Liverpool Football Club - The Envy of All
“Guess we’re living rent free in your head, mate.”
This phrase, in itself, is an overused cliché of social media that, like most other phrases originating on Twitter, has become marred by accounts with names of “IconicPogba” and “CityChief” who use it to propagate the air of ridiculous sensationalism that is modern football.
Liverpool fans like it a lot. But that’s because, out of everybody, Liverpool fans are most qualified to use it. After all, it does seem like everybody detests the Reds.
If one had perused Twitter over the last twenty-four hours, they would’ve had that enforced by a debauched, inflammatory, catatonically moronic video posted by 888 Sport. (Truth be told, this writer had reservations over linking it in the above text, as giving the video the time of day would be counter-productive to anyone’s sanity.)
However, there is an especially poignant line in the video (in which a United fan, Spurs fan and an especially vocal City fan all decry the state of Liverpool’s fanbase, making very few sensible points) from the United fan.
“Be hated and enjoy it mate, that’s what success brings.”
Liverpool fans can indeed revel in that. Because not only are they European Champions, but they are top of the league. Not only have they got the most likeable manager in world football, but they have a squad with soul; players described as “mentality monsters.”
No other club has those things. For the first time since the eighties, Liverpool can boast about being a European force.
And that’s the thing, isn’t it? Throughout the forty years since Liverpool were kings of England, Reds fans had to endure their fiercest rivals overtaking their record number of titles. They watched their dynasty be torn down, to be replaced by the old enemy. During Alex Ferguson’s entire reign, there is not one sane Liverpool fan who wasn’t green with envy. There wasn’t a single British football fan who wasn’t green with envy.
United were hated for it. Because their fans were “arrogant” – a criticism often launched at Liverpool fans.
Well, you stage an impossible comeback against Barcelona to make a second consecutive Champions League final and try not to be slightly confident.
The football team that was flirting with relegation under Roy Hodgson is at the precipice of English football, and not a single Liverpool fan is bragging about the title race already being over. Yet they’re still labelled as “intolerable.”
Liverpool fans are “intolerable” because they are constantly being taunted, told their fabled atmosphere is a myth and that they’re always the victims. A phrase, by the way, that stemmed from the Hillsborough disaster.
These fans would love to see Liverpool collapse, they say, because of the folly of their supporters. Because the saying “This is our year” will backfire again.
That is a lie. They would love to see Liverpool collapse because every fan wants what they don’t have and hates what they can’t have.
Manchester City are the reigning Champions of England, and yet they’re not celebrated as beacons of footballing success. Why? Because machines can’t be truly beautiful without a soul. Because there is no romance in a team that was bought and paid for to be the footballing terminator.

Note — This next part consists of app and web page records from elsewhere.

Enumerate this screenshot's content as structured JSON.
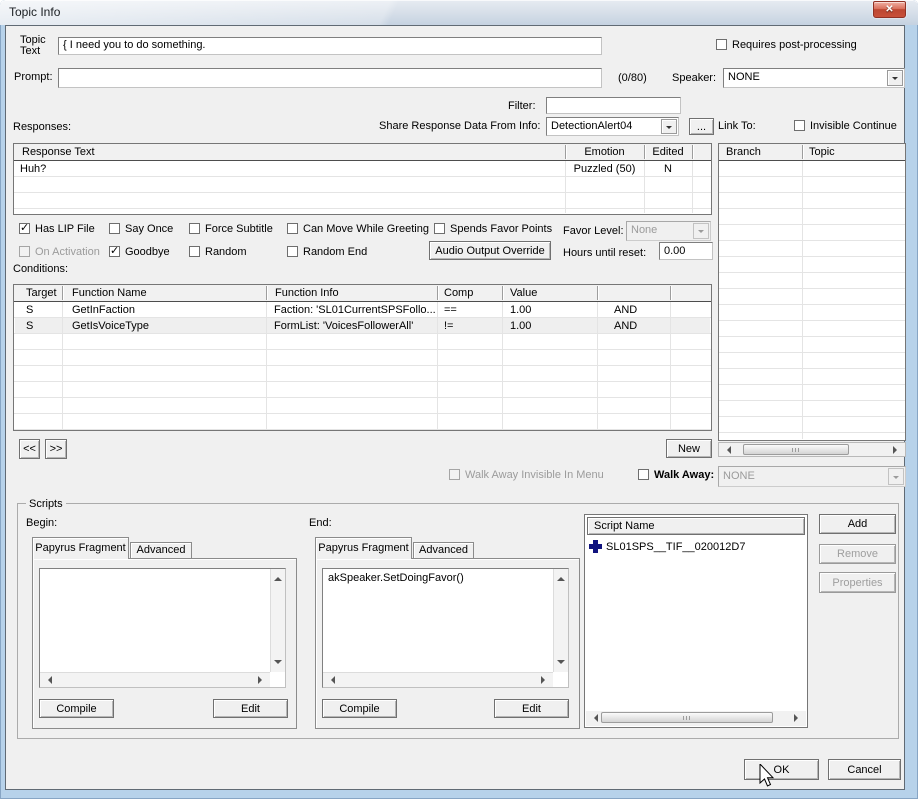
{
  "window": {
    "title": "Topic Info"
  },
  "icons": {
    "close": "✕",
    "check": "✓"
  },
  "topic_text": {
    "label_line1": "Topic",
    "label_line2": "Text",
    "value": "{ I need you to do something."
  },
  "requires_post_processing": {
    "label": "Requires post-processing",
    "checked": false
  },
  "prompt": {
    "label": "Prompt:",
    "value": "",
    "counter": "(0/80)"
  },
  "speaker": {
    "label": "Speaker:",
    "value": "NONE"
  },
  "filter": {
    "label": "Filter:",
    "value": ""
  },
  "share_response": {
    "label": "Share Response Data From Info:",
    "value": "DetectionAlert04",
    "more_button": "..."
  },
  "responses": {
    "label": "Responses:",
    "columns": [
      "Response Text",
      "Emotion",
      "Edited"
    ],
    "rows": [
      {
        "response_text": "Huh?",
        "emotion": "Puzzled (50)",
        "edited": "N"
      }
    ]
  },
  "link_to": {
    "label": "Link To:",
    "invisible_continue": {
      "label": "Invisible Continue",
      "checked": false
    },
    "columns": [
      "Branch",
      "Topic"
    ],
    "rows": []
  },
  "flags": {
    "has_lip_file": {
      "label": "Has LIP File",
      "checked": true
    },
    "say_once": {
      "label": "Say Once",
      "checked": false
    },
    "force_subtitle": {
      "label": "Force Subtitle",
      "checked": false
    },
    "can_move_while_greeting": {
      "label": "Can Move While Greeting",
      "checked": false
    },
    "spends_favor_points": {
      "label": "Spends Favor Points",
      "checked": false
    },
    "on_activation": {
      "label": "On Activation",
      "checked": false,
      "disabled": true
    },
    "goodbye": {
      "label": "Goodbye",
      "checked": true
    },
    "random": {
      "label": "Random",
      "checked": false
    },
    "random_end": {
      "label": "Random End",
      "checked": false
    }
  },
  "favor_level": {
    "label": "Favor Level:",
    "value": "None",
    "disabled": true
  },
  "audio_output_override": {
    "label": "Audio Output Override"
  },
  "hours_until_reset": {
    "label": "Hours until reset:",
    "value": "0.00"
  },
  "conditions": {
    "label": "Conditions:",
    "columns": [
      "Target",
      "Function Name",
      "Function Info",
      "Comp",
      "Value"
    ],
    "rows": [
      {
        "target": "S",
        "function_name": "GetInFaction",
        "function_info": "Faction: 'SL01CurrentSPSFollo...",
        "comp": "==",
        "value": "1.00",
        "operator": "AND"
      },
      {
        "target": "S",
        "function_name": "GetIsVoiceType",
        "function_info": "FormList: 'VoicesFollowerAll'",
        "comp": "!=",
        "value": "1.00",
        "operator": "AND"
      }
    ],
    "prev_button": "<<",
    "next_button": ">>",
    "new_button": "New"
  },
  "walk_away": {
    "invisible_label": "Walk Away Invisible In Menu",
    "label": "Walk Away:",
    "value": "NONE"
  },
  "scripts": {
    "group_label": "Scripts",
    "begin": {
      "label": "Begin:",
      "tab1": "Papyrus Fragment",
      "tab2": "Advanced",
      "fragment": "",
      "compile": "Compile",
      "edit": "Edit"
    },
    "end": {
      "label": "End:",
      "tab1": "Papyrus Fragment",
      "tab2": "Advanced",
      "fragment": "akSpeaker.SetDoingFavor()",
      "compile": "Compile",
      "edit": "Edit"
    },
    "list": {
      "header": "Script Name",
      "items": [
        {
          "name": "SL01SPS__TIF__020012D7"
        }
      ]
    },
    "add": "Add",
    "remove": "Remove",
    "properties": "Properties"
  },
  "footer": {
    "ok": "OK",
    "cancel": "Cancel"
  }
}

Liverpool have a charismatic leader, an imperious colossus at the back that may well be the best at his job in the world, a local lad with a wand of a right foot and a front three that all seem rather fun. Reasons to criticise Liverpool are thin on the ground, which means the same tropes need to be dragged up again and again and again.

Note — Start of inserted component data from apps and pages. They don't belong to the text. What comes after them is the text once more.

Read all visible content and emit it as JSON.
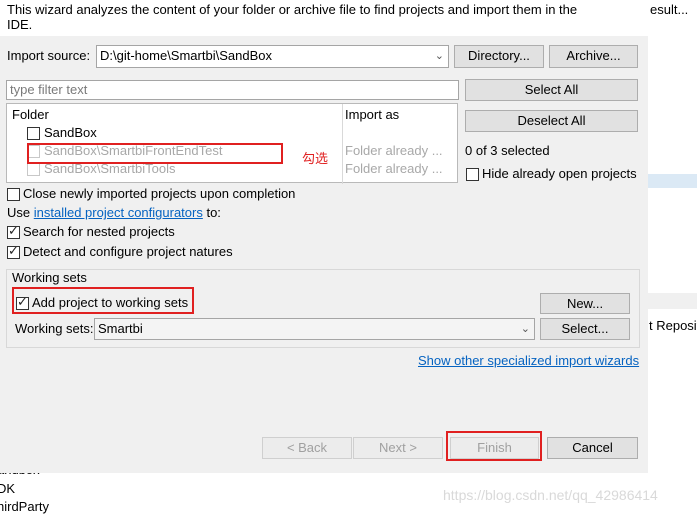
{
  "header": {
    "description": "This wizard analyzes the content of your folder or archive file to find projects and import them in the IDE."
  },
  "import_source": {
    "label": "Import source:",
    "value": "D:\\git-home\\Smartbi\\SandBox",
    "directory_button": "Directory...",
    "archive_button": "Archive..."
  },
  "filter": {
    "placeholder": "type filter text"
  },
  "table": {
    "headers": {
      "folder": "Folder",
      "import_as": "Import as"
    },
    "rows": [
      {
        "folder": "SandBox",
        "import_as": "",
        "checked": false,
        "enabled": true
      },
      {
        "folder": "SandBox\\SmartbiFrontEndTest",
        "import_as": "Folder already ...",
        "checked": false,
        "enabled": false
      },
      {
        "folder": "SandBox\\SmartbiTools",
        "import_as": "Folder already ...",
        "checked": false,
        "enabled": false
      }
    ]
  },
  "selection": {
    "select_all": "Select All",
    "deselect_all": "Deselect All",
    "count_text": "0 of 3 selected",
    "hide_open_label": "Hide already open projects"
  },
  "options": {
    "close_imported": "Close newly imported projects upon completion",
    "use_prefix": "Use",
    "configurators_link": "installed project configurators",
    "use_suffix": "to:",
    "search_nested": "Search for nested projects",
    "detect_natures": "Detect and configure project natures"
  },
  "working_sets": {
    "group_title": "Working sets",
    "add_label": "Add project to working sets",
    "new_button": "New...",
    "sets_label": "Working sets:",
    "sets_value": "Smartbi",
    "select_button": "Select..."
  },
  "wizard_link": "Show other specialized import wizards",
  "footer": {
    "back": "< Back",
    "next": "Next >",
    "finish": "Finish",
    "cancel": "Cancel"
  },
  "annotation": {
    "text": "勾选"
  },
  "background": {
    "right_top": "esult...",
    "right_mid": "t Reposit",
    "left_1": "andbox",
    "left_2": "DK",
    "left_3": "hirdParty",
    "watermark": "https://blog.csdn.net/qq_42986414"
  }
}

Does it matter? No. Why? Because Liverpool are like Manchester United used to be: winners with souls.
This letter to a newspaper by a Manchester United fan, sums it up rather nicely.

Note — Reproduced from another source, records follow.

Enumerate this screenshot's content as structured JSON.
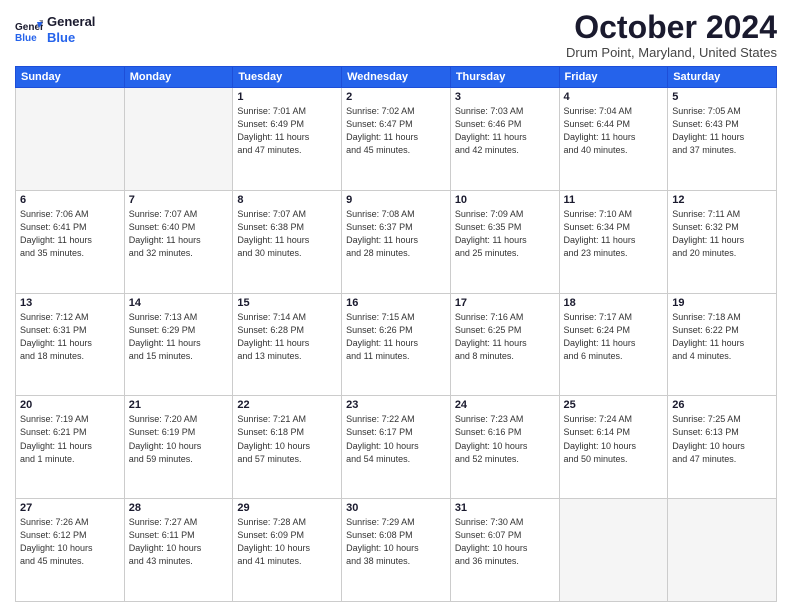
{
  "header": {
    "logo_general": "General",
    "logo_blue": "Blue",
    "month_title": "October 2024",
    "location": "Drum Point, Maryland, United States"
  },
  "weekdays": [
    "Sunday",
    "Monday",
    "Tuesday",
    "Wednesday",
    "Thursday",
    "Friday",
    "Saturday"
  ],
  "weeks": [
    [
      {
        "day": "",
        "info": "",
        "empty": true
      },
      {
        "day": "",
        "info": "",
        "empty": true
      },
      {
        "day": "1",
        "info": "Sunrise: 7:01 AM\nSunset: 6:49 PM\nDaylight: 11 hours\nand 47 minutes.",
        "empty": false
      },
      {
        "day": "2",
        "info": "Sunrise: 7:02 AM\nSunset: 6:47 PM\nDaylight: 11 hours\nand 45 minutes.",
        "empty": false
      },
      {
        "day": "3",
        "info": "Sunrise: 7:03 AM\nSunset: 6:46 PM\nDaylight: 11 hours\nand 42 minutes.",
        "empty": false
      },
      {
        "day": "4",
        "info": "Sunrise: 7:04 AM\nSunset: 6:44 PM\nDaylight: 11 hours\nand 40 minutes.",
        "empty": false
      },
      {
        "day": "5",
        "info": "Sunrise: 7:05 AM\nSunset: 6:43 PM\nDaylight: 11 hours\nand 37 minutes.",
        "empty": false
      }
    ],
    [
      {
        "day": "6",
        "info": "Sunrise: 7:06 AM\nSunset: 6:41 PM\nDaylight: 11 hours\nand 35 minutes.",
        "empty": false
      },
      {
        "day": "7",
        "info": "Sunrise: 7:07 AM\nSunset: 6:40 PM\nDaylight: 11 hours\nand 32 minutes.",
        "empty": false
      },
      {
        "day": "8",
        "info": "Sunrise: 7:07 AM\nSunset: 6:38 PM\nDaylight: 11 hours\nand 30 minutes.",
        "empty": false
      },
      {
        "day": "9",
        "info": "Sunrise: 7:08 AM\nSunset: 6:37 PM\nDaylight: 11 hours\nand 28 minutes.",
        "empty": false
      },
      {
        "day": "10",
        "info": "Sunrise: 7:09 AM\nSunset: 6:35 PM\nDaylight: 11 hours\nand 25 minutes.",
        "empty": false
      },
      {
        "day": "11",
        "info": "Sunrise: 7:10 AM\nSunset: 6:34 PM\nDaylight: 11 hours\nand 23 minutes.",
        "empty": false
      },
      {
        "day": "12",
        "info": "Sunrise: 7:11 AM\nSunset: 6:32 PM\nDaylight: 11 hours\nand 20 minutes.",
        "empty": false
      }
    ],
    [
      {
        "day": "13",
        "info": "Sunrise: 7:12 AM\nSunset: 6:31 PM\nDaylight: 11 hours\nand 18 minutes.",
        "empty": false
      },
      {
        "day": "14",
        "info": "Sunrise: 7:13 AM\nSunset: 6:29 PM\nDaylight: 11 hours\nand 15 minutes.",
        "empty": false
      },
      {
        "day": "15",
        "info": "Sunrise: 7:14 AM\nSunset: 6:28 PM\nDaylight: 11 hours\nand 13 minutes.",
        "empty": false
      },
      {
        "day": "16",
        "info": "Sunrise: 7:15 AM\nSunset: 6:26 PM\nDaylight: 11 hours\nand 11 minutes.",
        "empty": false
      },
      {
        "day": "17",
        "info": "Sunrise: 7:16 AM\nSunset: 6:25 PM\nDaylight: 11 hours\nand 8 minutes.",
        "empty": false
      },
      {
        "day": "18",
        "info": "Sunrise: 7:17 AM\nSunset: 6:24 PM\nDaylight: 11 hours\nand 6 minutes.",
        "empty": false
      },
      {
        "day": "19",
        "info": "Sunrise: 7:18 AM\nSunset: 6:22 PM\nDaylight: 11 hours\nand 4 minutes.",
        "empty": false
      }
    ],
    [
      {
        "day": "20",
        "info": "Sunrise: 7:19 AM\nSunset: 6:21 PM\nDaylight: 11 hours\nand 1 minute.",
        "empty": false
      },
      {
        "day": "21",
        "info": "Sunrise: 7:20 AM\nSunset: 6:19 PM\nDaylight: 10 hours\nand 59 minutes.",
        "empty": false
      },
      {
        "day": "22",
        "info": "Sunrise: 7:21 AM\nSunset: 6:18 PM\nDaylight: 10 hours\nand 57 minutes.",
        "empty": false
      },
      {
        "day": "23",
        "info": "Sunrise: 7:22 AM\nSunset: 6:17 PM\nDaylight: 10 hours\nand 54 minutes.",
        "empty": false
      },
      {
        "day": "24",
        "info": "Sunrise: 7:23 AM\nSunset: 6:16 PM\nDaylight: 10 hours\nand 52 minutes.",
        "empty": false
      },
      {
        "day": "25",
        "info": "Sunrise: 7:24 AM\nSunset: 6:14 PM\nDaylight: 10 hours\nand 50 minutes.",
        "empty": false
      },
      {
        "day": "26",
        "info": "Sunrise: 7:25 AM\nSunset: 6:13 PM\nDaylight: 10 hours\nand 47 minutes.",
        "empty": false
      }
    ],
    [
      {
        "day": "27",
        "info": "Sunrise: 7:26 AM\nSunset: 6:12 PM\nDaylight: 10 hours\nand 45 minutes.",
        "empty": false
      },
      {
        "day": "28",
        "info": "Sunrise: 7:27 AM\nSunset: 6:11 PM\nDaylight: 10 hours\nand 43 minutes.",
        "empty": false
      },
      {
        "day": "29",
        "info": "Sunrise: 7:28 AM\nSunset: 6:09 PM\nDaylight: 10 hours\nand 41 minutes.",
        "empty": false
      },
      {
        "day": "30",
        "info": "Sunrise: 7:29 AM\nSunset: 6:08 PM\nDaylight: 10 hours\nand 38 minutes.",
        "empty": false
      },
      {
        "day": "31",
        "info": "Sunrise: 7:30 AM\nSunset: 6:07 PM\nDaylight: 10 hours\nand 36 minutes.",
        "empty": false
      },
      {
        "day": "",
        "info": "",
        "empty": true
      },
      {
        "day": "",
        "info": "",
        "empty": true
      }
    ]
  ]
}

“It looks like Liverpool have managed to pull off the ultimate wind-up. They’ve found a manager who not only plays attractive football and wins trophies, but he’s also impossible not to like.”
There, in itself, is the crux of everything. Liverpool are the envy of all, because they have something that everyone else wishes they had.
Football tribalism is at its most prevalent. That manifests itself in dreadful videos like the above, but it won’t ever change.
All Liverpool fans can really do is enjoy taking up so much space in other people’s heads without paying a penny.